- Task instructions
Work out how many lines in the following entries contain the string "ذكرك", and write only that number.

* * *

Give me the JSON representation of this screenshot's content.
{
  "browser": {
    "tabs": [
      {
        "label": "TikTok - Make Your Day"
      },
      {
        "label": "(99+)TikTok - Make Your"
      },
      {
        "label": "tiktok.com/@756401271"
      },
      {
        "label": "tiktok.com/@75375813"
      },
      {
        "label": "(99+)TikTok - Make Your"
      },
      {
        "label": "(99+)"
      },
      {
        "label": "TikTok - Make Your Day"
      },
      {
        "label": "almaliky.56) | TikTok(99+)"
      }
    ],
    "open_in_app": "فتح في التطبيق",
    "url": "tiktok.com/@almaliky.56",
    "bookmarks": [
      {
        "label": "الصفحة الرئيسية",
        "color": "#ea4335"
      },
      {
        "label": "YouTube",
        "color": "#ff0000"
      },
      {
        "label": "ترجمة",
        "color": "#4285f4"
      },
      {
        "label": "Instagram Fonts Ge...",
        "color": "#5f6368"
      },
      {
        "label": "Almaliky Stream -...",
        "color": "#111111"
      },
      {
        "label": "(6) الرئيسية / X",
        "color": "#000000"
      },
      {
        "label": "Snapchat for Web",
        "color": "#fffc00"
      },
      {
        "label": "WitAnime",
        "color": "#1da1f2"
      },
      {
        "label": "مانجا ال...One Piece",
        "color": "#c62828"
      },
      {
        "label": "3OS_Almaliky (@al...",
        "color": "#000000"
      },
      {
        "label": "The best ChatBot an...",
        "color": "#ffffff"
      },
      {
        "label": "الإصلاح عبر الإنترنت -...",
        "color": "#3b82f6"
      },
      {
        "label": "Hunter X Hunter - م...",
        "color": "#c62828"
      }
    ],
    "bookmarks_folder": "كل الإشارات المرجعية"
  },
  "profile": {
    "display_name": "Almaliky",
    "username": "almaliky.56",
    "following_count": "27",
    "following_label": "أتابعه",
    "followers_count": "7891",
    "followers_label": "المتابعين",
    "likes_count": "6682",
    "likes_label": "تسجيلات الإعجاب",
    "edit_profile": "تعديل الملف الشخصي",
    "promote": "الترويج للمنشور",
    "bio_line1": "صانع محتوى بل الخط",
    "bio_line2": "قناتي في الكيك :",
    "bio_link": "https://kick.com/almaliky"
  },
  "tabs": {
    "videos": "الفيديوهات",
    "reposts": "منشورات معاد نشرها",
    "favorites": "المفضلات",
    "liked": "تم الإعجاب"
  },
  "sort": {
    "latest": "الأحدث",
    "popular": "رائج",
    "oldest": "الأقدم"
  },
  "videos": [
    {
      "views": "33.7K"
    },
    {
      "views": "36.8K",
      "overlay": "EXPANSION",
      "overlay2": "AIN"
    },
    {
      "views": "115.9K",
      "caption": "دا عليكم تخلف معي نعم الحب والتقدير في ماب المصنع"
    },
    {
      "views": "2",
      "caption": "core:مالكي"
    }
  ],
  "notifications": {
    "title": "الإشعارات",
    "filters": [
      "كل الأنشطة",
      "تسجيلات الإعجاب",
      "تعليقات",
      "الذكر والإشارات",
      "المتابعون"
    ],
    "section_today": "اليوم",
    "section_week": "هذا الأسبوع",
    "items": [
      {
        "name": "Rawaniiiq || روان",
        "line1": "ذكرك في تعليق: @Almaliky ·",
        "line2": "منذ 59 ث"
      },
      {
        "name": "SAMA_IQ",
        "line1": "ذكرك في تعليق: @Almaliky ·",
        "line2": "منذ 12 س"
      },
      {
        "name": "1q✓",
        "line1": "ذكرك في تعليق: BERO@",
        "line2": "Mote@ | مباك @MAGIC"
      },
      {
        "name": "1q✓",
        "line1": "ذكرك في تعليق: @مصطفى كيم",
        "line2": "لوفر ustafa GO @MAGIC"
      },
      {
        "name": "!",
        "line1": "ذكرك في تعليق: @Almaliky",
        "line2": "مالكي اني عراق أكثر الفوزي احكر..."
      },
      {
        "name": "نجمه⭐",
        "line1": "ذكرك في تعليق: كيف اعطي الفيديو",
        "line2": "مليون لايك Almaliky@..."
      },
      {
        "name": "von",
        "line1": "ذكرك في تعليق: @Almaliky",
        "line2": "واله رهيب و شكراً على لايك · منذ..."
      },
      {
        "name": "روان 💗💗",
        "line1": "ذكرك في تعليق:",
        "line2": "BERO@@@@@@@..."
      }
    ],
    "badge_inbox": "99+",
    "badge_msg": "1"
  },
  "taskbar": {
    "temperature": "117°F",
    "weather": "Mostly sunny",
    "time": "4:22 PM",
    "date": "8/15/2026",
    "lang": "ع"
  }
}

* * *

- Written response
8